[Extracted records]
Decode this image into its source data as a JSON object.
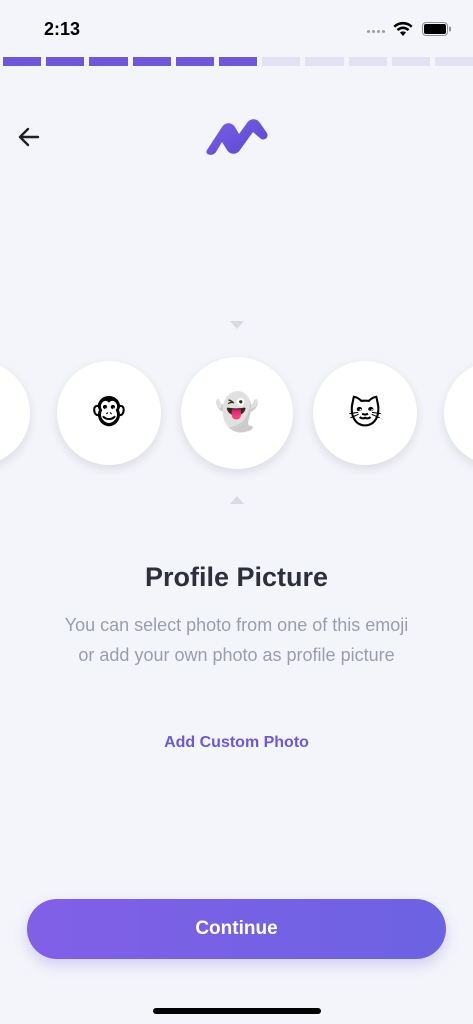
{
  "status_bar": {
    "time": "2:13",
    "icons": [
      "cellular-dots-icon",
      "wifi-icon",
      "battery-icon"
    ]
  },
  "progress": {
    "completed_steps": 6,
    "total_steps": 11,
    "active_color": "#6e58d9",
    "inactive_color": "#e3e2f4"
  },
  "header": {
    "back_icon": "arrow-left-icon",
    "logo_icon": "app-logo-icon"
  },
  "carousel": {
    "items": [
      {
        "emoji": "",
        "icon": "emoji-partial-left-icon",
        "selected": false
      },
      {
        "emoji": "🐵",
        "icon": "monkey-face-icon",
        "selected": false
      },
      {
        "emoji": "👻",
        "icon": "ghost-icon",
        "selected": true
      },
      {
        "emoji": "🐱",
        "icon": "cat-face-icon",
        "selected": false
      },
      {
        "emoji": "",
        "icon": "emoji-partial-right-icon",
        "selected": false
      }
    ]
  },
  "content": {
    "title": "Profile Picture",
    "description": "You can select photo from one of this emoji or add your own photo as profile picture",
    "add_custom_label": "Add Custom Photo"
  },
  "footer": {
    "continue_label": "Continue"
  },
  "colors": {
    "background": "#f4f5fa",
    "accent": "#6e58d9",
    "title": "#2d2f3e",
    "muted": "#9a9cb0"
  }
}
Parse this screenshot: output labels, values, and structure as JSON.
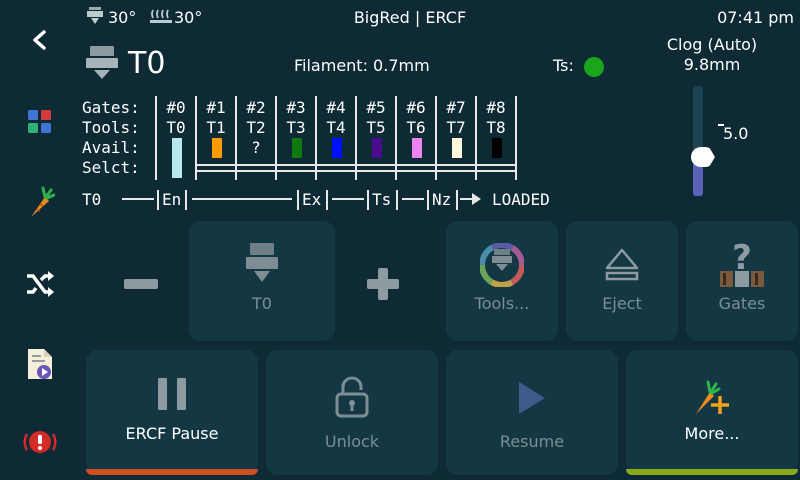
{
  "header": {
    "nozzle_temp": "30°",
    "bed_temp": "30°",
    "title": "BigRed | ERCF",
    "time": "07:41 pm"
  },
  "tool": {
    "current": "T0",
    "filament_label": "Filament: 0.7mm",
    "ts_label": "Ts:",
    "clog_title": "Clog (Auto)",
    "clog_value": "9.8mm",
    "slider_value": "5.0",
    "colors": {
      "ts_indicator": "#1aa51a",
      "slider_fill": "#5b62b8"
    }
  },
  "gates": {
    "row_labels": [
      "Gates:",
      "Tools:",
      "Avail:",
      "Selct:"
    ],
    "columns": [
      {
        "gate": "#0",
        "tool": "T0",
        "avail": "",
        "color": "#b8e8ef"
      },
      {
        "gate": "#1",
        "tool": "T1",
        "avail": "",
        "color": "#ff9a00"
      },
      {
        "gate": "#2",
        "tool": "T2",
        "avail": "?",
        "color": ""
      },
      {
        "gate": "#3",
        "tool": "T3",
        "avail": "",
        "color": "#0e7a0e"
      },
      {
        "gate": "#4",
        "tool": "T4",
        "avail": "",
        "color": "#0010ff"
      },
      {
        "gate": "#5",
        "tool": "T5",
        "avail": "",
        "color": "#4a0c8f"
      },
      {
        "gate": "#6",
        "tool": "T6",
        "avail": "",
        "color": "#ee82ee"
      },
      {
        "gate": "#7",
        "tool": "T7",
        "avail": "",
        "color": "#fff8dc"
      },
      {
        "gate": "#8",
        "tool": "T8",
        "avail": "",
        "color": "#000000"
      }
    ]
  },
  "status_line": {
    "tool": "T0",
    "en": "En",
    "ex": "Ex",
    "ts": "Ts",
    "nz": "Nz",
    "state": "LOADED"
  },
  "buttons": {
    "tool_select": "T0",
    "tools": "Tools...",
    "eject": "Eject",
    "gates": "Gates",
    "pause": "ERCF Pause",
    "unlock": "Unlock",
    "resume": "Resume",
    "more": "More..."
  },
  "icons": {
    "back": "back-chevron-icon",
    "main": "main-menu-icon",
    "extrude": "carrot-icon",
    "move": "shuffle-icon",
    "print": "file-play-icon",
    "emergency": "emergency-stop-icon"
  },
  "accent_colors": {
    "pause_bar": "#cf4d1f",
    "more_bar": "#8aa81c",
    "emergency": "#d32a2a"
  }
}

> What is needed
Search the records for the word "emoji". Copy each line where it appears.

> Exercise response
        "emoji": "",
        "icon": "emoji-partial-left-icon",
        "emoji": "🐵",
        "emoji": "👻",
        "emoji": "🐱",
        "emoji": "",
        "icon": "emoji-partial-right-icon",
    "description": "You can select photo from one of this emoji or add your own photo as profile picture",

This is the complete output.